Shares of Moody's (NYSE:MCO) surged 69.5% in 2019, according to S&P Global Market Intelligence. Moody's has a strong competitive moat, as one of only three major global debt ratings agencies, along with Fitch Ratings and S&P Global (NYSE:SPGI). Collectively, these agencies have a 90% market share of global credit ratings.
At the end of 2018, as the Federal Reserve raised interest rates, debt issuance fell, harming the ratings agencies. However, as the Federal Reserve changed its tune in 2019 and began cutting rates, more companies felt the confidence to issue more debt. That, combined with continued growth in the smaller but significant analytics software segment, helped shares more than double the market's total returns this year.
In the third quarter of 2019, overall debt issuance grew for the first time in a year, after four straight quarters of declines. That led to 16% growth in Moody's Investors Service -- the segment that gives debt ratings and which makes up roughly 62% of revenue. Meanwhile, the smaller Moody's Analytics Services segment hummed along with 13% growth in the third quarter.
Investors somewhat anticipated the return to growth, as Moody's had already surged 39.5% in the first half of 2019 in anticipation of lower rates and more confidence on the part of CEOs and CFOs.
During the year, Moody's also made a number of bolt-on acquisitions to boost its analytics services, especially in the field of ESG risk assessment, with the acquisitions of Video Eliris, Four Twenty Seven, Inc., and Syntao Green Finance. In addition, Moody's also acquired RiskFirst, a leading risk analytics provider to asset managers and pension funds, along with AB5 Suite, a software platform for asset-backed securities issuers and trustees.
Moody's has won investors' praise for leveraging its wide-moat, high-margin debt issuance business to buy up software companies, which also have a strong recurring financial profile. Yet aside from product expansion into software, Moody's is also set to expand geographically.
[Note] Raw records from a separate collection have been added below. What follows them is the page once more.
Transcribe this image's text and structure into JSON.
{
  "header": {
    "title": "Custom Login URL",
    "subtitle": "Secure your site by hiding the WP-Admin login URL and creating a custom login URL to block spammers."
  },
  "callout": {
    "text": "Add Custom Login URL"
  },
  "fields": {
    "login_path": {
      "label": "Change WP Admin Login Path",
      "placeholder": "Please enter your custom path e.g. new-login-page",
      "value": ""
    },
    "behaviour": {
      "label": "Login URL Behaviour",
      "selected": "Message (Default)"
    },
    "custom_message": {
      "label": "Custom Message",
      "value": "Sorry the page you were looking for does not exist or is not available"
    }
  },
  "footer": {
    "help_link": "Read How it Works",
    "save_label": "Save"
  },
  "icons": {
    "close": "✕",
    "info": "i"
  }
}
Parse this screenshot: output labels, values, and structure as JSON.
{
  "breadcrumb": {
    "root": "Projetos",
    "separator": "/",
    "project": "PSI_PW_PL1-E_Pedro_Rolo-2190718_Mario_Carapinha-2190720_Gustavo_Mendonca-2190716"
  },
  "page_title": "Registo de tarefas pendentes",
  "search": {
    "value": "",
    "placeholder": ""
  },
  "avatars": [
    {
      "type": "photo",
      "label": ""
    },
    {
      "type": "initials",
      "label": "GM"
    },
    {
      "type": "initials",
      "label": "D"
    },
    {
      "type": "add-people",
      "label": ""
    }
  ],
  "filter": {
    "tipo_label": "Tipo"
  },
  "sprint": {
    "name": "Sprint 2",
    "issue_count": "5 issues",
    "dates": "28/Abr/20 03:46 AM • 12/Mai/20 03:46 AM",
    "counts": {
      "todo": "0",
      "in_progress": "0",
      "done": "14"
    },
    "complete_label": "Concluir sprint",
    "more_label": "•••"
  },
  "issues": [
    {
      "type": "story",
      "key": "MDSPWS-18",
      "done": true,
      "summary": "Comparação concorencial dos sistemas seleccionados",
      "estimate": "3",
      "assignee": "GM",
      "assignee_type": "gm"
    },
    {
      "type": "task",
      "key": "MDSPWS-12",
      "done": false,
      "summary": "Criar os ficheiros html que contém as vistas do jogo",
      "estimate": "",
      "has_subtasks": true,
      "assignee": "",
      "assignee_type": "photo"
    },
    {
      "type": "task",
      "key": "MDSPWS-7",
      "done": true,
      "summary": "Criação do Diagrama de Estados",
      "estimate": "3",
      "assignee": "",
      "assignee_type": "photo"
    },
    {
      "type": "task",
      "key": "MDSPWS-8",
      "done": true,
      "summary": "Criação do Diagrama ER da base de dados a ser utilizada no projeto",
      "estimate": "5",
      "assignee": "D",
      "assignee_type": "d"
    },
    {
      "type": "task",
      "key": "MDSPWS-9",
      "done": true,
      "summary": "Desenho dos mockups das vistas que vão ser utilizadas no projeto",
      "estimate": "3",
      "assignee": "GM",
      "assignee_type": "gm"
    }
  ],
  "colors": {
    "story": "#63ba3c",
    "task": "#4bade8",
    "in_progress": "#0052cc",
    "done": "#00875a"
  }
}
Moody's owns a 30% stake in CCXI, China's largest debt rating agency, and in September the company launched Moody's Local, which will begin issuing credit ratings in Latin America.
As long as interest rates don't spike and economic growth keeps humming along domestically and abroad, things should remain favorable for Moody's shares because of its dominant position in credit ratings and its strong analytics portfolio -- though perhaps not quite as good as 2019.